The road wasn’t built for the 20K vehicles it carries every day, he said. But the “quick fix” won’t solve the problem, particularly with the increase in traffic caused by developments like Germany Beck in Fulford.

“What they should do is a complete new road, a bypass into York. But they haven’t got the money for that.

“They’re creating a big mess. I can see it – everybody in York can see it – but they won’t listen.”

‘We’re sorry for the delays’

The Fulford interchange looking towards Crockey Hill, with York Designer Outlet on the right.
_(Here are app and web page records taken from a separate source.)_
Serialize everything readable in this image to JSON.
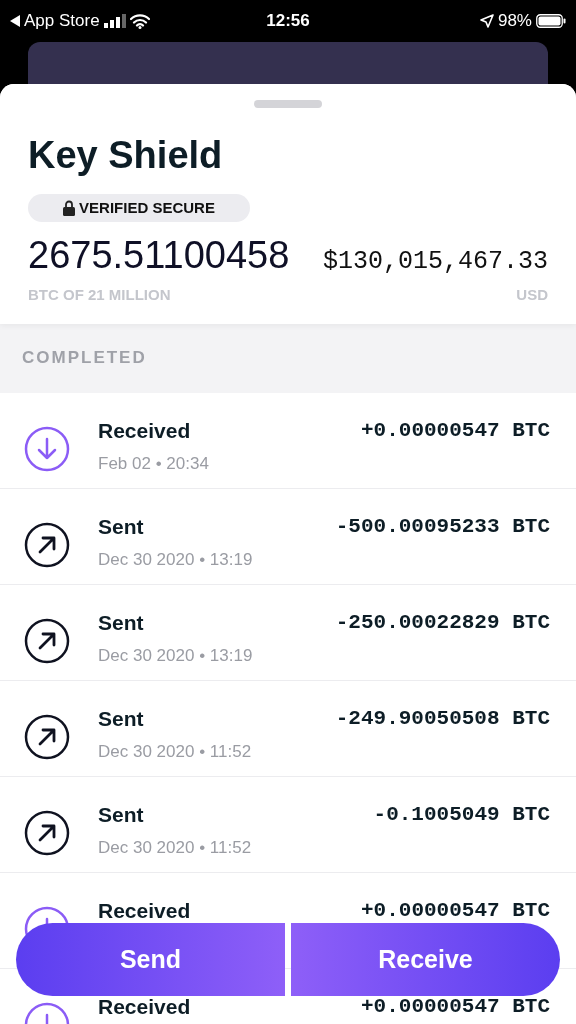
{
  "status_bar": {
    "back_label": "App Store",
    "time": "12:56",
    "battery": "98%"
  },
  "wallet": {
    "title": "Key Shield",
    "badge": "VERIFIED SECURE",
    "btc_amount": "2675.51100458",
    "btc_caption": "BTC OF 21 MILLION",
    "usd_amount": "$130,015,467.33",
    "usd_caption": "USD"
  },
  "section_header": "COMPLETED",
  "transactions": [
    {
      "kind": "received",
      "title": "Received",
      "date": "Feb 02 • 20:34",
      "amount": "+0.00000547 BTC"
    },
    {
      "kind": "sent",
      "title": "Sent",
      "date": "Dec 30 2020 • 13:19",
      "amount": "-500.00095233 BTC"
    },
    {
      "kind": "sent",
      "title": "Sent",
      "date": "Dec 30 2020 • 13:19",
      "amount": "-250.00022829 BTC"
    },
    {
      "kind": "sent",
      "title": "Sent",
      "date": "Dec 30 2020 • 11:52",
      "amount": "-249.90050508 BTC"
    },
    {
      "kind": "sent",
      "title": "Sent",
      "date": "Dec 30 2020 • 11:52",
      "amount": "-0.1005049 BTC"
    },
    {
      "kind": "received",
      "title": "Received",
      "amount": "+0.00000547 BTC"
    },
    {
      "kind": "received",
      "title": "Received",
      "amount": "+0.00000547 BTC"
    }
  ],
  "actions": [
    "Send",
    "Receive"
  ]
}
Photograph © Google Street View

City of York Council has acknowledged the problems caused by the Crockey Hill roadworks, applied on Monday (January 15) for emergency closure of Wheldrake Lane in both directions.

“The emergency closure will reduce traffic flows at the road improvements on the A19 at Crockey Hill, where the council is creating an extra southbound lane to ease rush-hour congestion, particularly at the A64 Fulford interchange,” a council spokesman said.

“We’re sorry for the lengthy delays which people experienced this morning,” said James Gilchrist, assistant director for transport.

“There is no way to avoid disruption when we have to carry out road improvements on busy routes, and we have taken steps to limit it.

“We’ve warned residents and commuters well in advance through the media and on-street signage, scheduled the most disruptive roadworks at one of the quietest times of the year, are working extended hours to get it done as quickly as possible, and designed the scheme to limit these delays.

“While the delays would have reduced as we make progress, we’ve applied for the emergency closure of Wheldrake Lane after seeing how the traffic flows have built up today.

“This large volume of traffic – over 20,000 vehicles pass through every day – reinforces the need for these improvements.

“They will have a real and positive impact on the long-term problem of southbound congestion – especially where the A64 meets Fulford Road.”